How should we keep our vaginas healthy during the summer months?
Because of the heat and increased demand for hydration, finding several ways to stay hydrated is critical, says Howell. She suggests drinking herbal tea, coconut water, coconut or lemon infused water, regular water, and juicy fruits like kiwi, mango, pears, and watermelon to stay hydrated and therefore aid us in immune support for managing and preventing infections, preserving vaginal lubrication, and even promoting pelvic floor muscle support for bladder control, bowel elimination, and sexual wellness.
“Another great way to support our vaginal health during summer is to opt for more outdoor activities! We can be tempted to stay indoors due to the blazing temps, but indoor air is significantly more polluted than outdoor air. Our vaginas thrive on Vitamin D. Vitamin D, and exposure to sunshine can help us with our menstrual cycles, fertility, stress levels, and vaginal health. A lack of sufficient sun exposure can contribute to depression (which typically leads to less than optimal vaginal health outcomes), so simply getting our bodies in sunlight is a free way to help cancel stress and upgrade our vaginal health,” Howell says.
Physical trainer and doula Rachel Nicks says, “Do not sleep with panties on! Wear loose clothing in the summer months and sleep without underwear. Increased heat can cause an increase in vaginal infections.”
Dr. Alice’s tips on taking care of our hormone health:
Balanced Diet: Eat a well-balanced diet that includes a variety of nutrients. Focus on whole foods, including fruits, vegetables, whole grains, lean proteins, and healthy fats. Avoid excessive consumption of processed foods, sugary snacks, and drinks.
Regular Exercise: Engage in regular physical activity. Exercise can help regulate hormone levels and improve overall health. Aim for cardiovascular conditioning, strength training, and flexibility exercises.
Stress Management: Chronic stress can disrupt hormone balance—practice stress-reduction techniques such as meditation, deep breathing, yoga, or spending time in nature.
Adequate Sleep: Get enough restful sleep each night. Lack of sleep can negatively impact hormone production and regulation.
Limit Caffeine and Alcohol: Excessive caffeine and alcohol consumption can affect hormone levels. Moderate your intake of these substances.
Stay Hydrated: Drink plenty of water daily to support proper bodily functions.
Maintain a Healthy Weight: Excess body fat can lead to hormonal imbalances, especially in insulin and sex hormones. Aim to maintain a healthy weight through a balanced diet and regular exercise.

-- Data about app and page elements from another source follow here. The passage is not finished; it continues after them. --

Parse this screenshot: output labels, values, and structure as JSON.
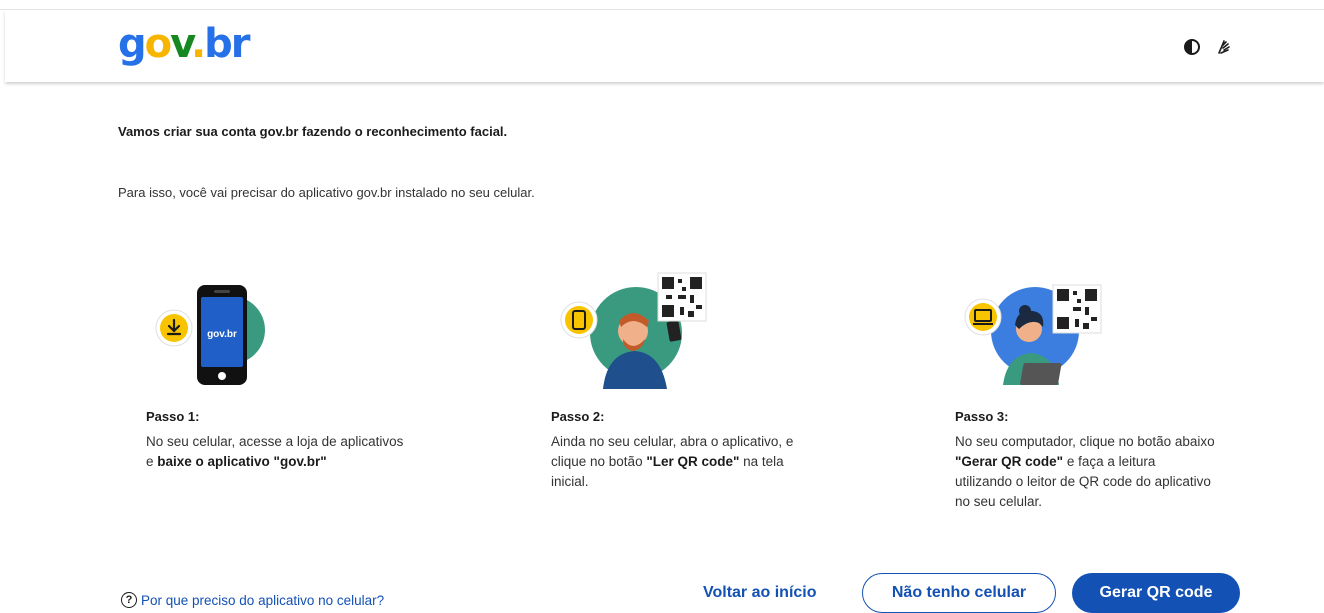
{
  "header": {
    "logo": {
      "g": "g",
      "o": "o",
      "v": "v",
      "dot": ".",
      "br": "br"
    },
    "icons": [
      "contrast-icon",
      "hand-sign-icon"
    ]
  },
  "intro": {
    "line1": "Vamos criar sua conta gov.br fazendo o reconhecimento facial.",
    "line2": "Para isso, você vai precisar do aplicativo gov.br instalado no seu celular."
  },
  "steps": [
    {
      "title": "Passo 1:",
      "desc_pre": "No seu celular, acesse a loja de aplicativos e ",
      "desc_bold": "baixe o aplicativo \"gov.br\"",
      "desc_post": "",
      "phone_label": "gov.br"
    },
    {
      "title": "Passo 2:",
      "desc_pre": "Ainda no seu celular, abra o aplicativo, e clique no botão ",
      "desc_bold": "\"Ler QR code\"",
      "desc_post": " na tela inicial."
    },
    {
      "title": "Passo 3:",
      "desc_pre": "No seu computador, clique no botão abaixo ",
      "desc_bold": "\"Gerar QR code\"",
      "desc_post": " e faça a leitura utilizando o leitor de QR code do aplicativo no seu celular."
    }
  ],
  "footer": {
    "help_label": "Por que preciso do aplicativo no celular?",
    "back_label": "Voltar ao início",
    "no_phone_label": "Não tenho celular",
    "generate_label": "Gerar QR code"
  },
  "colors": {
    "primary": "#1351b4",
    "logo_blue": "#2670e8",
    "logo_yellow": "#f8b500",
    "logo_green": "#168821",
    "teal_circle": "#3a9a80",
    "blue_circle": "#3b7ee0"
  }
}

Regular Check-ups: Visit your healthcare provider for regular check-ups and screenings, which can help identify any potential hormone-related issues early on.
Avoid Endocrine Disruptors: Avoid exposure to environmental toxins and endocrine disruptors, which can interfere with hormone function. These include certain chemicals found in plastics, pesticides, and some personal care products.
Hormonal Birth Control and Hormone Replacement Therapy: If you are using hormonal birth control or undergoing hormone replacement therapy, follow your healthcare provider’s recommendations and regularly review the appropriateness of the treatment for your needs.
Educate Yourself: Stay informed about hormone health, its importance, and any specific risks or issues relevant to your age, sex, or medical history.
What should we do if we’re experiencing symptoms of low cortisol levels?
Howell suggests decreasing our caffeine levels, alcohol intake, and even stress levels. “When we drink caffeine, this stimulates the release of cortisol. If we constantly release cortisol from stimulants like coffee and alcohol, the body can fall behind in cortisol production, eventually leading to insufficient levels. Trying to get sufficient sleep or opting for decaf coffee in the mornings is a great help,” she says.
Howell continues, “Additionally, getting more nutrients like fat, protein, magnesium, and plants can help too! Cortisol is made from cholesterol, so eating more avocados, almonds, cashews, greek yogurt, olive oil, chia seeds, salmon, and other foods with good fats helps support our production of cortisol.”